Data records for software interfaces
"""

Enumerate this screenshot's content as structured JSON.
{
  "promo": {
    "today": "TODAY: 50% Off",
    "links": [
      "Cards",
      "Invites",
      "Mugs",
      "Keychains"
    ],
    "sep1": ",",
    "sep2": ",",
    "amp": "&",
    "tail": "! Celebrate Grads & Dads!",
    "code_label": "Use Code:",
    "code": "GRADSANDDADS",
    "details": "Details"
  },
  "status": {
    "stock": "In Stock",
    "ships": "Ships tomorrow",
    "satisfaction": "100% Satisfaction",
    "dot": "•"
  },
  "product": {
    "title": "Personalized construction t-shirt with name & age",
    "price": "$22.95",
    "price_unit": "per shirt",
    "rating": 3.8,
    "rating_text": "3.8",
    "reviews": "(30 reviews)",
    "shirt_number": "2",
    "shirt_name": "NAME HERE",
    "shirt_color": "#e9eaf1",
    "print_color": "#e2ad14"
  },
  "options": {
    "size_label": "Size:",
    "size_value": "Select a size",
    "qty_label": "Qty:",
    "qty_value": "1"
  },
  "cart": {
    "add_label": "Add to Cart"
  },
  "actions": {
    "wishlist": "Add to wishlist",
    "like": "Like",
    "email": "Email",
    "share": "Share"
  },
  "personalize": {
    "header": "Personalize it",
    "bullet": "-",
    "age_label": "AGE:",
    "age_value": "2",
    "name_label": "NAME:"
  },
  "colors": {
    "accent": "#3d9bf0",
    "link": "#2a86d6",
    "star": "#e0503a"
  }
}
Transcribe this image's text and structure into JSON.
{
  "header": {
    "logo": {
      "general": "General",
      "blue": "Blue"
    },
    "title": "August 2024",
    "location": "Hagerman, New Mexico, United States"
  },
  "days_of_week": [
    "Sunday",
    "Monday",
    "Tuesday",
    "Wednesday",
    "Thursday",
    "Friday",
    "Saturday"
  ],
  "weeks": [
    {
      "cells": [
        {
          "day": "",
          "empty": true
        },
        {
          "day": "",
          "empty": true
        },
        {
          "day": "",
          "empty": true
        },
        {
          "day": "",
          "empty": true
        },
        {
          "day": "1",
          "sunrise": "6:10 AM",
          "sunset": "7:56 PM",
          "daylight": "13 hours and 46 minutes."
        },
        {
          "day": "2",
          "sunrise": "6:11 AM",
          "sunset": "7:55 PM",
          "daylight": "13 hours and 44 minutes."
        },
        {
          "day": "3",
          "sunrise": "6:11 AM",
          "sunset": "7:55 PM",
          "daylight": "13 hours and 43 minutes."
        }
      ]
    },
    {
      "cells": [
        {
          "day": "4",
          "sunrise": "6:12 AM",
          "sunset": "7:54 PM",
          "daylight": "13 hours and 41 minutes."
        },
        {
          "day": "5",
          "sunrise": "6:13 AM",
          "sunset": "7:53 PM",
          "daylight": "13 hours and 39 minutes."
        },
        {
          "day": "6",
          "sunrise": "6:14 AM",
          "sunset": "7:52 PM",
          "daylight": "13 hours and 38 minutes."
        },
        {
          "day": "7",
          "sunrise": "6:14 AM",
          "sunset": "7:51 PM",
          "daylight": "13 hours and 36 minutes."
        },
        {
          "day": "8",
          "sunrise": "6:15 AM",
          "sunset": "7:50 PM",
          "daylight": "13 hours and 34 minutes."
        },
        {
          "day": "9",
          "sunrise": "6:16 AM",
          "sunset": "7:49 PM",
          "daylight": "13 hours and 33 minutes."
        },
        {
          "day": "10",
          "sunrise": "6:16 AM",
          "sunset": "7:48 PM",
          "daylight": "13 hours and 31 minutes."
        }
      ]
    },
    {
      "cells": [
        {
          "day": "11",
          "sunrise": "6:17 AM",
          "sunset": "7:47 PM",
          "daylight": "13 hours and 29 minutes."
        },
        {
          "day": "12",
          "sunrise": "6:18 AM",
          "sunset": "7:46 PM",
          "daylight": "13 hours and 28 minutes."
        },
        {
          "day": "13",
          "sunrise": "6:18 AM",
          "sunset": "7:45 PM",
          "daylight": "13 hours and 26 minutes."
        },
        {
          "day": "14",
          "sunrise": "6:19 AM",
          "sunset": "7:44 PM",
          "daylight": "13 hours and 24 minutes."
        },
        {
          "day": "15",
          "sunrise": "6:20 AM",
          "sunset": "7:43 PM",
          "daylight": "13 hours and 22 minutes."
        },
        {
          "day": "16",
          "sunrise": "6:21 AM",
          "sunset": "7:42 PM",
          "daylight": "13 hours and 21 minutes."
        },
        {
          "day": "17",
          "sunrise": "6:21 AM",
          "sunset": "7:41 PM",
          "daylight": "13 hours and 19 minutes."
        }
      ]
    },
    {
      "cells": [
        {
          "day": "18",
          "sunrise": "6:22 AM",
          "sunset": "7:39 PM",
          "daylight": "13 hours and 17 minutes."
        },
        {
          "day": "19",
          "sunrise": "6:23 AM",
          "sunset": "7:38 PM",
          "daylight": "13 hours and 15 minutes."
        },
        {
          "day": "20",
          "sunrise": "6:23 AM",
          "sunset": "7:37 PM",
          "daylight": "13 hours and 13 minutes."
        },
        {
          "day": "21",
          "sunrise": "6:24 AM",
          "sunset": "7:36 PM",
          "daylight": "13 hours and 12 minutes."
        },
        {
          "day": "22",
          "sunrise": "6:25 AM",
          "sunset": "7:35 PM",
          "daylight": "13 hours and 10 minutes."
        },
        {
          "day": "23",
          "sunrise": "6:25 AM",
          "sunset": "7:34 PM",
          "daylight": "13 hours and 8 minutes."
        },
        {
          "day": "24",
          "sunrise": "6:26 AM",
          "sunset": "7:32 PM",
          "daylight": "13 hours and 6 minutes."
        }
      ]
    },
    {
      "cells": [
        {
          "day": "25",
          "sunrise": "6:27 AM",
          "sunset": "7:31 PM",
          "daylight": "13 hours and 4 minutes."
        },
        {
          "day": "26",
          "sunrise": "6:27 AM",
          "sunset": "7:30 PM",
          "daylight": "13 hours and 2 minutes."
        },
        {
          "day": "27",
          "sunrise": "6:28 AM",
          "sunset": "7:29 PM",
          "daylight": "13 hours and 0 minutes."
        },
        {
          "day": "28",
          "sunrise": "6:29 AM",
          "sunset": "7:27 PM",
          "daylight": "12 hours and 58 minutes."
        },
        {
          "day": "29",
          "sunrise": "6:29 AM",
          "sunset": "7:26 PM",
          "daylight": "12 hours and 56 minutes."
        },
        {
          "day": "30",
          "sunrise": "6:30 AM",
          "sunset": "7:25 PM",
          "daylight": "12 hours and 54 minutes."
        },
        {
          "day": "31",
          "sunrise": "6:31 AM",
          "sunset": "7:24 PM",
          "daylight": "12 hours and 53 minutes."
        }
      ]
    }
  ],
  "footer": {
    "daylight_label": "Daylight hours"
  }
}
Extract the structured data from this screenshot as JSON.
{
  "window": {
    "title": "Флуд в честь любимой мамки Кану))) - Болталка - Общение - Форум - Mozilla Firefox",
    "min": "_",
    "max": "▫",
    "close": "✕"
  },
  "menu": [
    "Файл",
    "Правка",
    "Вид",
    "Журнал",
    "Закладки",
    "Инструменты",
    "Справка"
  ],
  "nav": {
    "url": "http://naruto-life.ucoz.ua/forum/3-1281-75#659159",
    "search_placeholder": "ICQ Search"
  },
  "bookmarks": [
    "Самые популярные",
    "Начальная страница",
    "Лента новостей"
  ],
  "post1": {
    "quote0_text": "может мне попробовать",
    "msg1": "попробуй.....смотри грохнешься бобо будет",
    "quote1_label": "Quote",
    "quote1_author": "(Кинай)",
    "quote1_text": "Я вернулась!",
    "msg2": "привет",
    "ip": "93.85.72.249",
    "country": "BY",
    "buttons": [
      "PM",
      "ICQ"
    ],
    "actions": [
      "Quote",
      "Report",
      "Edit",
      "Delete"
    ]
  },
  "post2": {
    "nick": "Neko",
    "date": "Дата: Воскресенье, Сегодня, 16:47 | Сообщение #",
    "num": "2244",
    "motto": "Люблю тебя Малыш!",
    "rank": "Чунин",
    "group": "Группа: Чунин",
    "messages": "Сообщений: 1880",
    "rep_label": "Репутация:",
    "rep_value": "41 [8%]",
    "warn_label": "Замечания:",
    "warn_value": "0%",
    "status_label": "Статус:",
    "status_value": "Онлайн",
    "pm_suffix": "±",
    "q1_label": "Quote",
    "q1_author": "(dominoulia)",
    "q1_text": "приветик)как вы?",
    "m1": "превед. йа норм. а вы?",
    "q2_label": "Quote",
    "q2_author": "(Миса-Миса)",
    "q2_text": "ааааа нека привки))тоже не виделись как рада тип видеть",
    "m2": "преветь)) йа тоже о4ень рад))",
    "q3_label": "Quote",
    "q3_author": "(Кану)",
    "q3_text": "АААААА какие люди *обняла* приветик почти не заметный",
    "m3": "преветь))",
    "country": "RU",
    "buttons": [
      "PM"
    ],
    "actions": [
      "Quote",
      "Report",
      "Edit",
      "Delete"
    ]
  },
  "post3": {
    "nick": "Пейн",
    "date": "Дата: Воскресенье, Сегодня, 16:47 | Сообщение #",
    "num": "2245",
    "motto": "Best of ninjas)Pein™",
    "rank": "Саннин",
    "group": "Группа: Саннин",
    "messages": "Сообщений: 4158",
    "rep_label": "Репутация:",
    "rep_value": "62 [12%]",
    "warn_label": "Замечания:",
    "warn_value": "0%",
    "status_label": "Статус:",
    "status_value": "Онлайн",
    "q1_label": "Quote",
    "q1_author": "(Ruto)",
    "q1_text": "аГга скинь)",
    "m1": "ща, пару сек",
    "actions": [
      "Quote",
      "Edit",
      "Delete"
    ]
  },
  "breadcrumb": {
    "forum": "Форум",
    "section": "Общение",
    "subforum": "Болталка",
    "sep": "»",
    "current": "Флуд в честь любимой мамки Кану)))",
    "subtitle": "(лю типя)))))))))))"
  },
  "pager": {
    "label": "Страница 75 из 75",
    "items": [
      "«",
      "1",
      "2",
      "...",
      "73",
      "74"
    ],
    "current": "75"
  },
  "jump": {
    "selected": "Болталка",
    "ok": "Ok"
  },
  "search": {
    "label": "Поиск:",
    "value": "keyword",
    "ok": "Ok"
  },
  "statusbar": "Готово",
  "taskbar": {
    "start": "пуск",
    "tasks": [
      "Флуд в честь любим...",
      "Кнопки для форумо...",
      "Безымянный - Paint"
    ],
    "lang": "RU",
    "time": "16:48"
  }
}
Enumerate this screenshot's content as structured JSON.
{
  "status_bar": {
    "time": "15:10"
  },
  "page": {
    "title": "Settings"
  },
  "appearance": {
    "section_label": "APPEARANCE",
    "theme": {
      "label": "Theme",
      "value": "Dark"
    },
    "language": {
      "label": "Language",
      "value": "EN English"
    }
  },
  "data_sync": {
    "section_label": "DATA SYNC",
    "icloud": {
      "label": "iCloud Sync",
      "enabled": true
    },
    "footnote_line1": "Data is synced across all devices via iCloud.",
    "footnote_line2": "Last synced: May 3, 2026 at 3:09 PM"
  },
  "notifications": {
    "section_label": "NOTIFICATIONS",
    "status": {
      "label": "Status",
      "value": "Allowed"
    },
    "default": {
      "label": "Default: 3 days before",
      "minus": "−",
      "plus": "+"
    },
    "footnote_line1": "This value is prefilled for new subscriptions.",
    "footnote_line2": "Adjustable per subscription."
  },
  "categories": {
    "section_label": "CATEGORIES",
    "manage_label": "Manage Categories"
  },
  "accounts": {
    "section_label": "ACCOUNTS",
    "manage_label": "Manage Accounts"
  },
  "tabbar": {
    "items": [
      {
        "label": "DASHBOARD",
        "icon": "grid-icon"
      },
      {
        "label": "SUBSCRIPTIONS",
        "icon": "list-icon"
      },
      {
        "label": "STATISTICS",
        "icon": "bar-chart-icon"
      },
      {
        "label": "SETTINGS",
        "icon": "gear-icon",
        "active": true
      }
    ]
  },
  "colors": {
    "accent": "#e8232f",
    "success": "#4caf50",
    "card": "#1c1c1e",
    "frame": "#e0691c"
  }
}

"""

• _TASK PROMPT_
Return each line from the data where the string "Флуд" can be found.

• _RESULT_
    "title": "Флуд в честь любимой мамки Кану))) - Болталка - Общение - Форум - Mozilla Firefox",
    "current": "Флуд в честь любимой мамки Кану)))",
      "Флуд в честь любим...",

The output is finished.